BEGIN Extracted entries
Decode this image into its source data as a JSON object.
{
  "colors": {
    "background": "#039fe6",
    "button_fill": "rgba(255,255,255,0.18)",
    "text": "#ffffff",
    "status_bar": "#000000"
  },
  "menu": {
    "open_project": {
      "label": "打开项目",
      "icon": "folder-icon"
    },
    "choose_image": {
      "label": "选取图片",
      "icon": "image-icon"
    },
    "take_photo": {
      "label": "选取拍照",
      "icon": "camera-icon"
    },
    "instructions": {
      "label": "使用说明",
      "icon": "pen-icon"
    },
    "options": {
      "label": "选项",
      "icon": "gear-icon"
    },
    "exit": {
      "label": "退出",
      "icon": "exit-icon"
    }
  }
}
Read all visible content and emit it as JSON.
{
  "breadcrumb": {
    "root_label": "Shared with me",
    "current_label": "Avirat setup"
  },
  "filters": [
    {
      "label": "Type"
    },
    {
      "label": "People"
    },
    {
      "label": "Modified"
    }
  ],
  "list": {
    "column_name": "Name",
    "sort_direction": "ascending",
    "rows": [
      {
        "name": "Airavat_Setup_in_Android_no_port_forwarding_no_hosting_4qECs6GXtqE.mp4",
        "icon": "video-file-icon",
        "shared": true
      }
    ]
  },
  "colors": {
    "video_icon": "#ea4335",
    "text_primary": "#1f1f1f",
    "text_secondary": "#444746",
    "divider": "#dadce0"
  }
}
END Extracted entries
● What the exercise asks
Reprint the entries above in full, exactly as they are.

● Reply
Decode this image into its source data as a JSON object.
{
  "colors": {
    "background": "#039fe6",
    "button_fill": "rgba(255,255,255,0.18)",
    "text": "#ffffff",
    "status_bar": "#000000"
  },
  "menu": {
    "open_project": {
      "label": "打开项目",
      "icon": "folder-icon"
    },
    "choose_image": {
      "label": "选取图片",
      "icon": "image-icon"
    },
    "take_photo": {
      "label": "选取拍照",
      "icon": "camera-icon"
    },
    "instructions": {
      "label": "使用说明",
      "icon": "pen-icon"
    },
    "options": {
      "label": "选项",
      "icon": "gear-icon"
    },
    "exit": {
      "label": "退出",
      "icon": "exit-icon"
    }
  }
}
Read all visible content and emit it as JSON.
{
  "breadcrumb": {
    "root_label": "Shared with me",
    "current_label": "Avirat setup"
  },
  "filters": [
    {
      "label": "Type"
    },
    {
      "label": "People"
    },
    {
      "label": "Modified"
    }
  ],
  "list": {
    "column_name": "Name",
    "sort_direction": "ascending",
    "rows": [
      {
        "name": "Airavat_Setup_in_Android_no_port_forwarding_no_hosting_4qECs6GXtqE.mp4",
        "icon": "video-file-icon",
        "shared": true
      }
    ]
  },
  "colors": {
    "video_icon": "#ea4335",
    "text_primary": "#1f1f1f",
    "text_secondary": "#444746",
    "divider": "#dadce0"
  }
}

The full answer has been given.